═══ Data for processing ═══

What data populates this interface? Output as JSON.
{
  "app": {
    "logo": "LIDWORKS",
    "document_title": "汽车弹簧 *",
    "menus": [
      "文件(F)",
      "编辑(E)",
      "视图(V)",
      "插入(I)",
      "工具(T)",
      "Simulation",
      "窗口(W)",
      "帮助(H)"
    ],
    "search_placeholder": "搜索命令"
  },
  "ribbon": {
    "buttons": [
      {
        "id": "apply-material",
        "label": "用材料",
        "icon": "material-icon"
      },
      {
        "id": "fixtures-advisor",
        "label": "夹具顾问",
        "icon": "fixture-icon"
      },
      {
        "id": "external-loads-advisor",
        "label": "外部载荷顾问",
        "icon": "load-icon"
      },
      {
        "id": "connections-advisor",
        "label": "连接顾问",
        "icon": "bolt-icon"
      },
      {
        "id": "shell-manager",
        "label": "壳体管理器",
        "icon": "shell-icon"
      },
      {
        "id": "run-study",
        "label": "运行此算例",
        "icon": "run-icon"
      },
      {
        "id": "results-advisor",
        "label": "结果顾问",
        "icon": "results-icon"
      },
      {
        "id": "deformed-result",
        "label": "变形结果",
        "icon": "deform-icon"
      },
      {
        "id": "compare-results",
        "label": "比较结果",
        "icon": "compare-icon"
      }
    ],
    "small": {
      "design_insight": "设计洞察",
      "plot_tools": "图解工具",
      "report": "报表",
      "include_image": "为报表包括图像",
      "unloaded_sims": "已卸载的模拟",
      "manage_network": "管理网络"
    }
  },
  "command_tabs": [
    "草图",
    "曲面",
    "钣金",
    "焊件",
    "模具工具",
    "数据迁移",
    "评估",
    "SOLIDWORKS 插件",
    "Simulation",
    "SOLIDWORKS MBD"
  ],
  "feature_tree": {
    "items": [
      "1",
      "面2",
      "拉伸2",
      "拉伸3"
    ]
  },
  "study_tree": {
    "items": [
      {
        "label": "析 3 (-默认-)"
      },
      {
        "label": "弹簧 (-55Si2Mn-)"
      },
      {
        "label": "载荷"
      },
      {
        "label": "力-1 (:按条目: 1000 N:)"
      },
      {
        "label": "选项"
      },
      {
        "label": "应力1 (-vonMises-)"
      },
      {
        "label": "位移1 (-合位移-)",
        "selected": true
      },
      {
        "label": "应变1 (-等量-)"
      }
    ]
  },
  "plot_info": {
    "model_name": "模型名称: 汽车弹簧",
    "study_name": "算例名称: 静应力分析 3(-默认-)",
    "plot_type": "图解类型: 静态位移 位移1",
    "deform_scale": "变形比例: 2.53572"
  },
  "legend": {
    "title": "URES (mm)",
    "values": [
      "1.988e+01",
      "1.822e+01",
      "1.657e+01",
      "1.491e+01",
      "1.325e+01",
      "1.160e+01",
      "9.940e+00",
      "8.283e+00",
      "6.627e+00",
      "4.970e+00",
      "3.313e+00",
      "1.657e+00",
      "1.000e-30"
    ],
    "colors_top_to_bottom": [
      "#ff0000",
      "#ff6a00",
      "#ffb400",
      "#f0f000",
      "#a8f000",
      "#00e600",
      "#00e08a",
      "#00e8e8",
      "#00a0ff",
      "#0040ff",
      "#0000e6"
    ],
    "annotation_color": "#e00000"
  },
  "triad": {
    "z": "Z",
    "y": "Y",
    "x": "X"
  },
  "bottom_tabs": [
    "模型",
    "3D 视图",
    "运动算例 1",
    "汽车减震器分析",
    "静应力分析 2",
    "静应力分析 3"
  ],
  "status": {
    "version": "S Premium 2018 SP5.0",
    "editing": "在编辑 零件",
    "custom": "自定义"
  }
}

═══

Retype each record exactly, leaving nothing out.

Solution for this problem ->
What data populates this interface? Output as JSON.
{
  "app": {
    "logo": "LIDWORKS",
    "document_title": "汽车弹簧 *",
    "menus": [
      "文件(F)",
      "编辑(E)",
      "视图(V)",
      "插入(I)",
      "工具(T)",
      "Simulation",
      "窗口(W)",
      "帮助(H)"
    ],
    "search_placeholder": "搜索命令"
  },
  "ribbon": {
    "buttons": [
      {
        "id": "apply-material",
        "label": "用材料",
        "icon": "material-icon"
      },
      {
        "id": "fixtures-advisor",
        "label": "夹具顾问",
        "icon": "fixture-icon"
      },
      {
        "id": "external-loads-advisor",
        "label": "外部载荷顾问",
        "icon": "load-icon"
      },
      {
        "id": "connections-advisor",
        "label": "连接顾问",
        "icon": "bolt-icon"
      },
      {
        "id": "shell-manager",
        "label": "壳体管理器",
        "icon": "shell-icon"
      },
      {
        "id": "run-study",
        "label": "运行此算例",
        "icon": "run-icon"
      },
      {
        "id": "results-advisor",
        "label": "结果顾问",
        "icon": "results-icon"
      },
      {
        "id": "deformed-result",
        "label": "变形结果",
        "icon": "deform-icon"
      },
      {
        "id": "compare-results",
        "label": "比较结果",
        "icon": "compare-icon"
      }
    ],
    "small": {
      "design_insight": "设计洞察",
      "plot_tools": "图解工具",
      "report": "报表",
      "include_image": "为报表包括图像",
      "unloaded_sims": "已卸载的模拟",
      "manage_network": "管理网络"
    }
  },
  "command_tabs": [
    "草图",
    "曲面",
    "钣金",
    "焊件",
    "模具工具",
    "数据迁移",
    "评估",
    "SOLIDWORKS 插件",
    "Simulation",
    "SOLIDWORKS MBD"
  ],
  "feature_tree": {
    "items": [
      "1",
      "面2",
      "拉伸2",
      "拉伸3"
    ]
  },
  "study_tree": {
    "items": [
      {
        "label": "析 3 (-默认-)"
      },
      {
        "label": "弹簧 (-55Si2Mn-)"
      },
      {
        "label": "载荷"
      },
      {
        "label": "力-1 (:按条目: 1000 N:)"
      },
      {
        "label": "选项"
      },
      {
        "label": "应力1 (-vonMises-)"
      },
      {
        "label": "位移1 (-合位移-)",
        "selected": true
      },
      {
        "label": "应变1 (-等量-)"
      }
    ]
  },
  "plot_info": {
    "model_name": "模型名称: 汽车弹簧",
    "study_name": "算例名称: 静应力分析 3(-默认-)",
    "plot_type": "图解类型: 静态位移 位移1",
    "deform_scale": "变形比例: 2.53572"
  },
  "legend": {
    "title": "URES (mm)",
    "values": [
      "1.988e+01",
      "1.822e+01",
      "1.657e+01",
      "1.491e+01",
      "1.325e+01",
      "1.160e+01",
      "9.940e+00",
      "8.283e+00",
      "6.627e+00",
      "4.970e+00",
      "3.313e+00",
      "1.657e+00",
      "1.000e-30"
    ],
    "colors_top_to_bottom": [
      "#ff0000",
      "#ff6a00",
      "#ffb400",
      "#f0f000",
      "#a8f000",
      "#00e600",
      "#00e08a",
      "#00e8e8",
      "#00a0ff",
      "#0040ff",
      "#0000e6"
    ],
    "annotation_color": "#e00000"
  },
  "triad": {
    "z": "Z",
    "y": "Y",
    "x": "X"
  },
  "bottom_tabs": [
    "模型",
    "3D 视图",
    "运动算例 1",
    "汽车减震器分析",
    "静应力分析 2",
    "静应力分析 3"
  ],
  "status": {
    "version": "S Premium 2018 SP5.0",
    "editing": "在编辑 零件",
    "custom": "自定义"
  }
}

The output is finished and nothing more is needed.